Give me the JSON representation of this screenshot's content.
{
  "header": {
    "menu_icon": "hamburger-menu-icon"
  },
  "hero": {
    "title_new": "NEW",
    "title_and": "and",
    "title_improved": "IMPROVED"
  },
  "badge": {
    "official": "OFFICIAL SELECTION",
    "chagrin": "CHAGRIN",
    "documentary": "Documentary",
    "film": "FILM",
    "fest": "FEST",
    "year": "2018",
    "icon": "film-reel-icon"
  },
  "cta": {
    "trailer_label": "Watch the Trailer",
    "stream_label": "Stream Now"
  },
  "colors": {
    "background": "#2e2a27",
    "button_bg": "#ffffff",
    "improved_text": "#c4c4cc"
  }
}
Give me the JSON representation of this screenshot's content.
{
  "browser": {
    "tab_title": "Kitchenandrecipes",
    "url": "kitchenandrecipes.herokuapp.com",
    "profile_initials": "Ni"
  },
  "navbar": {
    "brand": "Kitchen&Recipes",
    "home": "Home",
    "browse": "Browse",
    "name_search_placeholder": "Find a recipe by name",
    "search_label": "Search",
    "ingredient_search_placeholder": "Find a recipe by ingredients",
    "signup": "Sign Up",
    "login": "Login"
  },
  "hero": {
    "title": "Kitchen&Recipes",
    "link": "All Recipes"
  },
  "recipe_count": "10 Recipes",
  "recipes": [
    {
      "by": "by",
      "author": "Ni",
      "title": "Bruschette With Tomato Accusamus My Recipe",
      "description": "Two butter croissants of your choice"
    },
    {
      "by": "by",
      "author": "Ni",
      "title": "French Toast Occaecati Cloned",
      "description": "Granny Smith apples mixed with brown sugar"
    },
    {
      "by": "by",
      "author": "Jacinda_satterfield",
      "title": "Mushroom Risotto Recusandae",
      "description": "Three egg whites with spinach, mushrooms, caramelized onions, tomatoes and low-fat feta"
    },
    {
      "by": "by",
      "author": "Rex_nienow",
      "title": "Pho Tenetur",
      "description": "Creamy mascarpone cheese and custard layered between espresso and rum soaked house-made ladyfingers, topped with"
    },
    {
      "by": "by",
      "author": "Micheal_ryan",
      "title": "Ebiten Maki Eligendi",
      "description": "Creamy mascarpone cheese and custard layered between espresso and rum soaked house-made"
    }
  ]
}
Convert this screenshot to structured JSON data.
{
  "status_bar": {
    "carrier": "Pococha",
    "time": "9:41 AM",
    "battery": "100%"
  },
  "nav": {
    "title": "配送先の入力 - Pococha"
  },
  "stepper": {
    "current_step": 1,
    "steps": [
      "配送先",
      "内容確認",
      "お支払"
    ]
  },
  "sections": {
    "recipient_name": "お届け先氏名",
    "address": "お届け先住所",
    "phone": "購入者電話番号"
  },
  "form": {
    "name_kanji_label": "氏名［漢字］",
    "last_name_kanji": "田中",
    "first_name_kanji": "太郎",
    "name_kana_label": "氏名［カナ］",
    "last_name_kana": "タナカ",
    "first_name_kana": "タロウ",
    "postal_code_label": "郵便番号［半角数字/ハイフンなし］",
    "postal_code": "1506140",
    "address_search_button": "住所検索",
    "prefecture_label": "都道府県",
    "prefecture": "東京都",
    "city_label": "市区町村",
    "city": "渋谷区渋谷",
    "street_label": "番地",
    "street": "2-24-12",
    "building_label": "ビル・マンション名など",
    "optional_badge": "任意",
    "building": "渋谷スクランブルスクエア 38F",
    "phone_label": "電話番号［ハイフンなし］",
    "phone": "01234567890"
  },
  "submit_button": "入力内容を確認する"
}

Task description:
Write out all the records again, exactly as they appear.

Exercise output:
Give me the JSON representation of this screenshot's content.
{
  "header": {
    "menu_icon": "hamburger-menu-icon"
  },
  "hero": {
    "title_new": "NEW",
    "title_and": "and",
    "title_improved": "IMPROVED"
  },
  "badge": {
    "official": "OFFICIAL SELECTION",
    "chagrin": "CHAGRIN",
    "documentary": "Documentary",
    "film": "FILM",
    "fest": "FEST",
    "year": "2018",
    "icon": "film-reel-icon"
  },
  "cta": {
    "trailer_label": "Watch the Trailer",
    "stream_label": "Stream Now"
  },
  "colors": {
    "background": "#2e2a27",
    "button_bg": "#ffffff",
    "improved_text": "#c4c4cc"
  }
}
Give me the JSON representation of this screenshot's content.
{
  "browser": {
    "tab_title": "Kitchenandrecipes",
    "url": "kitchenandrecipes.herokuapp.com",
    "profile_initials": "Ni"
  },
  "navbar": {
    "brand": "Kitchen&Recipes",
    "home": "Home",
    "browse": "Browse",
    "name_search_placeholder": "Find a recipe by name",
    "search_label": "Search",
    "ingredient_search_placeholder": "Find a recipe by ingredients",
    "signup": "Sign Up",
    "login": "Login"
  },
  "hero": {
    "title": "Kitchen&Recipes",
    "link": "All Recipes"
  },
  "recipe_count": "10 Recipes",
  "recipes": [
    {
      "by": "by",
      "author": "Ni",
      "title": "Bruschette With Tomato Accusamus My Recipe",
      "description": "Two butter croissants of your choice"
    },
    {
      "by": "by",
      "author": "Ni",
      "title": "French Toast Occaecati Cloned",
      "description": "Granny Smith apples mixed with brown sugar"
    },
    {
      "by": "by",
      "author": "Jacinda_satterfield",
      "title": "Mushroom Risotto Recusandae",
      "description": "Three egg whites with spinach, mushrooms, caramelized onions, tomatoes and low-fat feta"
    },
    {
      "by": "by",
      "author": "Rex_nienow",
      "title": "Pho Tenetur",
      "description": "Creamy mascarpone cheese and custard layered between espresso and rum soaked house-made ladyfingers, topped with"
    },
    {
      "by": "by",
      "author": "Micheal_ryan",
      "title": "Ebiten Maki Eligendi",
      "description": "Creamy mascarpone cheese and custard layered between espresso and rum soaked house-made"
    }
  ]
}
Convert this screenshot to structured JSON data.
{
  "status_bar": {
    "carrier": "Pococha",
    "time": "9:41 AM",
    "battery": "100%"
  },
  "nav": {
    "title": "配送先の入力 - Pococha"
  },
  "stepper": {
    "current_step": 1,
    "steps": [
      "配送先",
      "内容確認",
      "お支払"
    ]
  },
  "sections": {
    "recipient_name": "お届け先氏名",
    "address": "お届け先住所",
    "phone": "購入者電話番号"
  },
  "form": {
    "name_kanji_label": "氏名［漢字］",
    "last_name_kanji": "田中",
    "first_name_kanji": "太郎",
    "name_kana_label": "氏名［カナ］",
    "last_name_kana": "タナカ",
    "first_name_kana": "タロウ",
    "postal_code_label": "郵便番号［半角数字/ハイフンなし］",
    "postal_code": "1506140",
    "address_search_button": "住所検索",
    "prefecture_label": "都道府県",
    "prefecture": "東京都",
    "city_label": "市区町村",
    "city": "渋谷区渋谷",
    "street_label": "番地",
    "street": "2-24-12",
    "building_label": "ビル・マンション名など",
    "optional_badge": "任意",
    "building": "渋谷スクランブルスクエア 38F",
    "phone_label": "電話番号［ハイフンなし］",
    "phone": "01234567890"
  },
  "submit_button": "入力内容を確認する"
}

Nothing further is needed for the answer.